Italy on Thursday pledged money, training and equipment to help the U.N.-backed Libyan government curb the flow of migrants to Europe, and called on EU leaders to do the same when they meet on Friday.
Prime Minister Fayez al-Seraj flew to Rome from Brussels on the eve of an EU summit in Malta to sign a memorandum of understanding with Italian Prime Minister Paolo Gentiloni.
The agreement aims mainly at providing training and equipment needed to better control Libya’s vast, desert borders and bolster its limited coast guard fleet.
“If we want to give real strength and legs to managing migration flows, then there needs to be an economic commitment by the whole of the EU,” Gentiloni said.
Italy will use a 200-million-euro fund it launched this week to help Libya, without saying on Thursday how much it would receive. On Friday, the EU is expected to give political backing to efforts to curtail the arrival of refugees and immigrants from Africa, through Libya to Italy.

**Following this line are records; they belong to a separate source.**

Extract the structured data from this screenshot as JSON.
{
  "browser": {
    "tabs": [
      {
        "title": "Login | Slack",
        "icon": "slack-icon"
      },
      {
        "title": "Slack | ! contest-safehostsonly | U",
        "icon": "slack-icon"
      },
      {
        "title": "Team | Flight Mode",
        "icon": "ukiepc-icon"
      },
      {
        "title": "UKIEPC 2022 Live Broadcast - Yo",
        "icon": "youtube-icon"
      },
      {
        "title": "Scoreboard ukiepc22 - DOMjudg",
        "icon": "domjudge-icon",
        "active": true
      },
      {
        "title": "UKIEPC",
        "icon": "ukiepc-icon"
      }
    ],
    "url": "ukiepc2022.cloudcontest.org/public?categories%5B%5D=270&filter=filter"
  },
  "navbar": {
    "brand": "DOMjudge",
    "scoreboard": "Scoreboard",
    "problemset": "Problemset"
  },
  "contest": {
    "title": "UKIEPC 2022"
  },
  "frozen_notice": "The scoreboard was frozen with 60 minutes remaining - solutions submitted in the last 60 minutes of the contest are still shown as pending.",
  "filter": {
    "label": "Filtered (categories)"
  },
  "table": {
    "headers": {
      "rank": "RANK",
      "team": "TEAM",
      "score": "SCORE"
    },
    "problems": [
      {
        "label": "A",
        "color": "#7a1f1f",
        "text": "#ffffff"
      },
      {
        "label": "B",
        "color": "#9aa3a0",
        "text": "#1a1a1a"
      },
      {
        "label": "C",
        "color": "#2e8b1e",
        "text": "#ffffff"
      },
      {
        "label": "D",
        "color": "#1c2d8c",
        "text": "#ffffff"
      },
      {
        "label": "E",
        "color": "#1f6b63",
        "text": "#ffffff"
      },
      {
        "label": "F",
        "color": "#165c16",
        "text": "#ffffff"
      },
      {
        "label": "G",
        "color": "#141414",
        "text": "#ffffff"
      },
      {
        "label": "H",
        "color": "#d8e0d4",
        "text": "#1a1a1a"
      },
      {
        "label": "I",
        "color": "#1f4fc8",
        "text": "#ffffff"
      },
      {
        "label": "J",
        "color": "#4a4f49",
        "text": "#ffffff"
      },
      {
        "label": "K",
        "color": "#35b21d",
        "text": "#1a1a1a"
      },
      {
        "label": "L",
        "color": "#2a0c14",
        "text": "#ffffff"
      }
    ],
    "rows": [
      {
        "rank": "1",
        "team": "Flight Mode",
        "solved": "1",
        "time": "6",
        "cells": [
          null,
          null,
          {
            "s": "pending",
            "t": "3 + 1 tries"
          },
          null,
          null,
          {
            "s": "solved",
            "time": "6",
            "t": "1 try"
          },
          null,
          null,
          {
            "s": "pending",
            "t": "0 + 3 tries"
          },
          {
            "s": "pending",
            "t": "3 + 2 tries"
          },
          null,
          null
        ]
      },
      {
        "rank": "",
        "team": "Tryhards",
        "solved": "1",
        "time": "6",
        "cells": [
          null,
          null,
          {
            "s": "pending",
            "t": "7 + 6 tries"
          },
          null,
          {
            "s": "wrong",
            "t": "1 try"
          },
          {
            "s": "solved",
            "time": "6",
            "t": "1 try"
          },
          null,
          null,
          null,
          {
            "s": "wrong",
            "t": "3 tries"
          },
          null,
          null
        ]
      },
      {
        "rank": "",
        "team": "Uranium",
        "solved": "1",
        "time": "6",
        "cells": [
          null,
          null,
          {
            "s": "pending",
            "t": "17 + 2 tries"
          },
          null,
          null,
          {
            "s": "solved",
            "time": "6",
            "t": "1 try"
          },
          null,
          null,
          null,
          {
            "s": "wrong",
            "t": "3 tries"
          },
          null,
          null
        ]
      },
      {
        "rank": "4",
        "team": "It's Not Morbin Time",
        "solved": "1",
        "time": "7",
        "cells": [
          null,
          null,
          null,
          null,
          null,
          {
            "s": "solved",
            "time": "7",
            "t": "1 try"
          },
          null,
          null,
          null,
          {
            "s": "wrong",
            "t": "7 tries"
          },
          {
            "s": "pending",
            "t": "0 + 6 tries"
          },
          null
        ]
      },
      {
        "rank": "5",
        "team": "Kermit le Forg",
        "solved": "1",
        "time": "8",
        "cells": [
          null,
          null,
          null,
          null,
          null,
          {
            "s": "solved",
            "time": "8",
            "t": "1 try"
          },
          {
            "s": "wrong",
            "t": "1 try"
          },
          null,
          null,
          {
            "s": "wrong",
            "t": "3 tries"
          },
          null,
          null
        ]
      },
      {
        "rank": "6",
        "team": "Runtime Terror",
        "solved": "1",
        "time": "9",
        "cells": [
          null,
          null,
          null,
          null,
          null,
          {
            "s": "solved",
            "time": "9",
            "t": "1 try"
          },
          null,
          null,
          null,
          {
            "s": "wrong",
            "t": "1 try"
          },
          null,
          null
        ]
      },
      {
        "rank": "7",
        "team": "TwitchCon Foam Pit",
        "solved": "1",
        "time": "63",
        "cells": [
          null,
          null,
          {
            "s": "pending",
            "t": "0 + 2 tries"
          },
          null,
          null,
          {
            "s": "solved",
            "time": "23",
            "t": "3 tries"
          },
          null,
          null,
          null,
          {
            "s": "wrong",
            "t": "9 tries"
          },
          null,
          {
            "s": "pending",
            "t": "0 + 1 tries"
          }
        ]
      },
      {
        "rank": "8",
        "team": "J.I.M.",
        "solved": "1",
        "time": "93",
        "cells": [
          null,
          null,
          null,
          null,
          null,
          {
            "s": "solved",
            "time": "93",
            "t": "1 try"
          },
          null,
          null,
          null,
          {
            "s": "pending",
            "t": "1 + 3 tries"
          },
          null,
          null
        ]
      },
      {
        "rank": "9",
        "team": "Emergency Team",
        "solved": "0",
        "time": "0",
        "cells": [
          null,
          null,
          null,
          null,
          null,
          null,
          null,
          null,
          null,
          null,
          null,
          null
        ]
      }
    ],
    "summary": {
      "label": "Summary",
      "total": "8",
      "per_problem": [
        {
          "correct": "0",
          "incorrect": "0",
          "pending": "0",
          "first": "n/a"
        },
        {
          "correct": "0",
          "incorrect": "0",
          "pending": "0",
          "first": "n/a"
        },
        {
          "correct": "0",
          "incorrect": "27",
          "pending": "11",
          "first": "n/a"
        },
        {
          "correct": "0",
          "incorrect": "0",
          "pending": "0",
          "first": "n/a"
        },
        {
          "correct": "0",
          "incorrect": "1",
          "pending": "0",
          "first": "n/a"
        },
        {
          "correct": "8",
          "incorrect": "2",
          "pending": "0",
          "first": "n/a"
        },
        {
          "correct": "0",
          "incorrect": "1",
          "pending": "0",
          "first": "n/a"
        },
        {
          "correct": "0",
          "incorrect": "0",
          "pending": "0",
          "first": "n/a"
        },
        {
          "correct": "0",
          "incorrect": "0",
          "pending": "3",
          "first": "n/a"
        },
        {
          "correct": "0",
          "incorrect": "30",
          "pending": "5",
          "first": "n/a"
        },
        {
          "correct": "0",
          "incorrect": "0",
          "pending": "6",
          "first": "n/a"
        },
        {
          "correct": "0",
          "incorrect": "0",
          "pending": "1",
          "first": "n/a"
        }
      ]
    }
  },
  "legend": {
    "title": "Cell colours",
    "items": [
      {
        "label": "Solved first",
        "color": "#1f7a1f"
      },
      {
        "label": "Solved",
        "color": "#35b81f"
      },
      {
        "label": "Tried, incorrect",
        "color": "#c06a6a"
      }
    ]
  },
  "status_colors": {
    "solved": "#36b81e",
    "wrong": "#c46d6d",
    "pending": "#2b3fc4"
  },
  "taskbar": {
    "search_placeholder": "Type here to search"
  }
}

The bloc is stepping up the training of Tripoli’s coastguard and offering more money and aid to Libya and other African countries to seal their borders.

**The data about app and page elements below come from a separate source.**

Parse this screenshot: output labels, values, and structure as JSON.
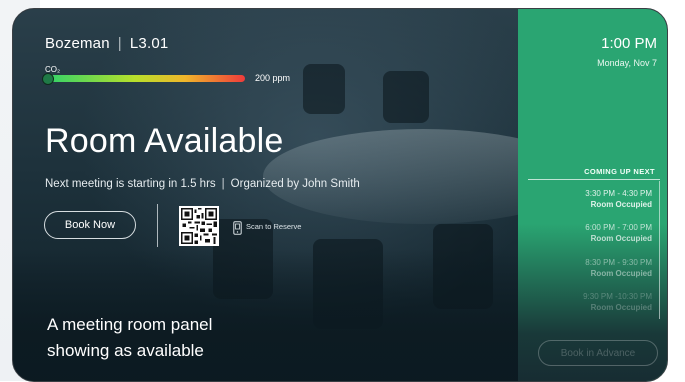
{
  "header": {
    "location": "Bozeman",
    "separator": "|",
    "room": "L3.01"
  },
  "co2": {
    "label": "CO₂",
    "value": "200 ppm",
    "level_fraction": 0.03,
    "gradient": [
      "#2fd36b",
      "#b8df2b",
      "#f0b62b",
      "#ef3b3b"
    ]
  },
  "status": {
    "title": "Room Available",
    "next_meeting": "Next meeting is starting in 1.5 hrs",
    "separator": "|",
    "organizer": "Organized by John Smith"
  },
  "actions": {
    "book_now": "Book Now",
    "scan_label": "Scan to Reserve",
    "book_advance": "Book in Advance"
  },
  "clock": {
    "time": "1:00 PM",
    "date": "Monday, Nov 7"
  },
  "upcoming": {
    "title": "COMING UP NEXT",
    "events": [
      {
        "time": "3:30 PM - 4:30 PM",
        "status": "Room Occupied",
        "opacity": 0.85
      },
      {
        "time": "6:00 PM - 7:00 PM",
        "status": "Room Occupied",
        "opacity": 0.7
      },
      {
        "time": "8:30 PM - 9:30 PM",
        "status": "Room Occupied",
        "opacity": 0.45
      },
      {
        "time": "9:30 PM -10:30 PM",
        "status": "Room Occupied",
        "opacity": 0.25
      }
    ]
  },
  "caption": {
    "line1": "A meeting room panel",
    "line2": "showing as available"
  },
  "colors": {
    "accent_green": "#2aa572",
    "panel_dark": "#16262f"
  },
  "icons": {
    "scan": "phone-icon",
    "qr": "qr-code-icon"
  }
}
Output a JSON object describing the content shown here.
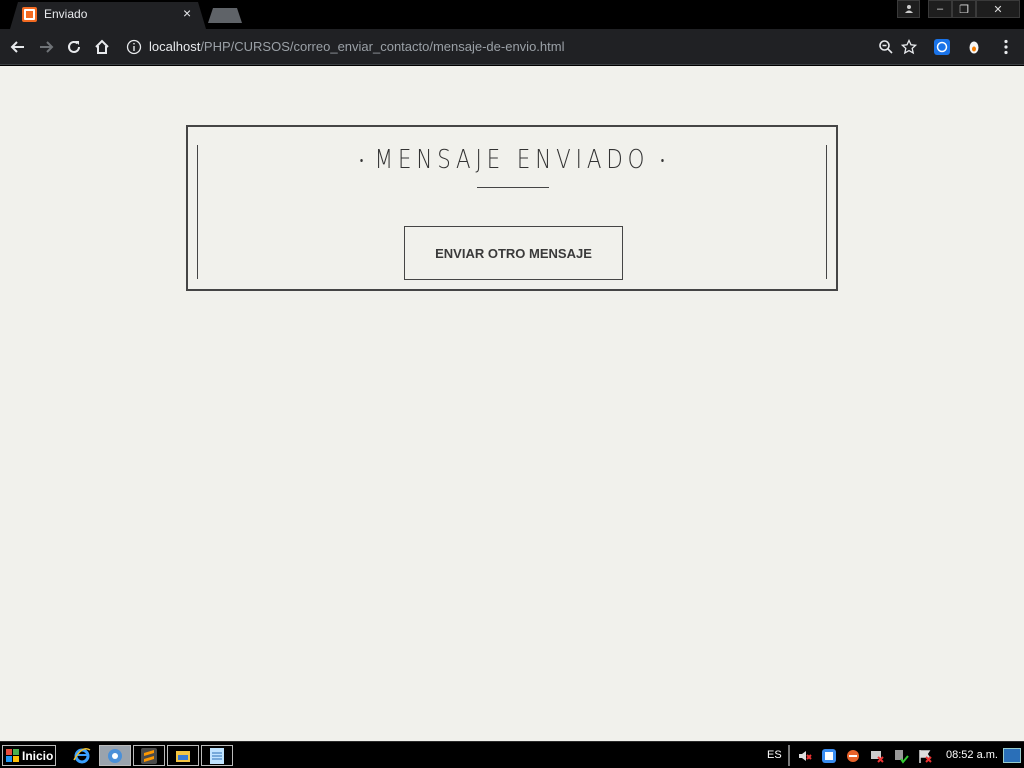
{
  "browser": {
    "tab_title": "Enviado",
    "tab_close": "×",
    "url_host": "localhost",
    "url_path": "/PHP/CURSOS/correo_enviar_contacto/mensaje-de-envio.html",
    "window_buttons": {
      "minimize": "–",
      "maximize": "❐",
      "close": "✕",
      "profile": "●"
    }
  },
  "page": {
    "heading": "MENSAJE ENVIADO",
    "button_label": "ENVIAR OTRO MENSAJE",
    "background_color": "#f1f1ec",
    "border_color": "#454545"
  },
  "taskbar": {
    "start_label": "Inicio",
    "language": "ES",
    "clock": "08:52 a.m.",
    "apps": [
      "internet-explorer-icon",
      "chrome-icon",
      "sublime-text-icon",
      "file-explorer-icon",
      "notepad-icon"
    ],
    "tray": [
      "volume-muted-icon",
      "app-tray-icon",
      "security-icon",
      "network-icon",
      "safe-remove-icon",
      "action-center-icon"
    ]
  }
}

But earlier, in Brussels, Seraj said this was not enough.
“We hope that the EU mechanisms to help Libya will be more practical. We are not going to mention the amount of money … dedicated to Libya for this help because they are very humble, very small amounts,” he said.
The EU has not given an overall figure for aid to Libya, but it has disbursed only a fraction of the maximum of 6 billion euros ($6.5 bln) pledged last year to Turkey in a deal that slashed arrivals of people from Turkish shores to Greece.

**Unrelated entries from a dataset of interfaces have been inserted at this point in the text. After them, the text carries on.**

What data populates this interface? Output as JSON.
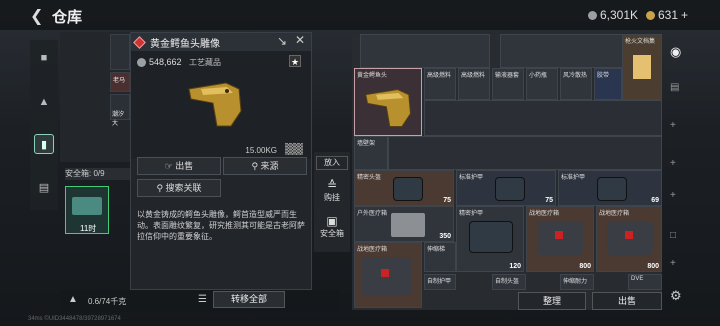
{
  "header": {
    "back_icon": "back-arrow",
    "title": "仓库",
    "silver": "6,301K",
    "gold": "631"
  },
  "currency_colors": {
    "silver": "#9aa0a6",
    "gold": "#c9a24a"
  },
  "detail": {
    "name": "黄金鳄鱼头雕像",
    "price": "548,662",
    "category": "工艺藏品",
    "weight": "15.00KG",
    "sell_label": "出售",
    "source_label": "来源",
    "search_label": "搜索关联",
    "description": "以黄金铸成的鳄鱼头雕像，鳄首造型威严而生动。表面雕纹繁复，研究推测其可能是古老阿萨拉信仰中的重要象征。"
  },
  "left": {
    "secure_label": "安全箱: 0/9",
    "secure_time": "11时",
    "partial_label": "老马",
    "partial_label2": "潮汐大"
  },
  "side_options": {
    "place_label": "放入",
    "hang_label": "购挂",
    "safe_label": "安全箱"
  },
  "bottom": {
    "capacity": "0.6/74千克",
    "move_all": "转移全部"
  },
  "footer": "34ms  ©UID3448478/39728971674",
  "warehouse": {
    "top_label": "枪火文档集",
    "items": [
      {
        "name": "黄金鳄鱼头"
      },
      {
        "name": "高级燃料"
      },
      {
        "name": "高级燃料"
      },
      {
        "name": "输液器套"
      },
      {
        "name": "小药瓶"
      },
      {
        "name": "风冷散热"
      },
      {
        "name": "胶带"
      },
      {
        "name": "墙壁架"
      },
      {
        "name": "精密头盔",
        "qty": "75"
      },
      {
        "name": "标准护甲",
        "qty": "75"
      },
      {
        "name": "标准护甲",
        "qty": "69"
      },
      {
        "name": "户外医疗箱",
        "qty": "350"
      },
      {
        "name": "精密护甲",
        "qty": "120"
      },
      {
        "name": "战地医疗箱",
        "qty": "800"
      },
      {
        "name": "战地医疗箱",
        "qty": "800"
      },
      {
        "name": "战地医疗箱"
      },
      {
        "name": "伸缩梯"
      },
      {
        "name": "自制护甲"
      },
      {
        "name": "自制头盔"
      },
      {
        "name": "伸缩耐力"
      },
      {
        "name": "DVE"
      }
    ],
    "sort_label": "整理",
    "sell_label": "出售"
  }
}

Officials say leaders will pledge a further 200 million euros but stress that Africa benefits from tens of billions of euros in aid and other support – funds the EU increasingly wants directed at projects, ranging from economic development to border control, to curb migration.
Arriving to chair the summit in Malta, which lies in the sea-lane between Libya and Italy where more than 4,500 migrants drowned last year, European Council President Donald Tusk said the goal was to stop people setting off.
“This is the only way to stop people dying in the desert and at sea,” he said. “The only way to gain control over migration in Europe.”
In Rome, Seraj denied he may allow foreign vessels into Libya’s territorial waters. Earlier he had said he may invite them if he got aid to build up the navy. For now, an EU mission runs in international waters only.
The route across the Mediterranean is now the main gateway to Europe, with some 181,000 arrivals in Italy in 2016. It is run by smugglers who operate with impunity in Libya, which slid into chaos after the overthrow of Muammar Gaddafi in 2011.
But Seraj’s government is struggling to establish control and is contested by various factions, including by the powerful commander Khalifa Haftar, who is being courted by Russia – a relationship that EU officials say they find very troubling. (Courtesy Reuters)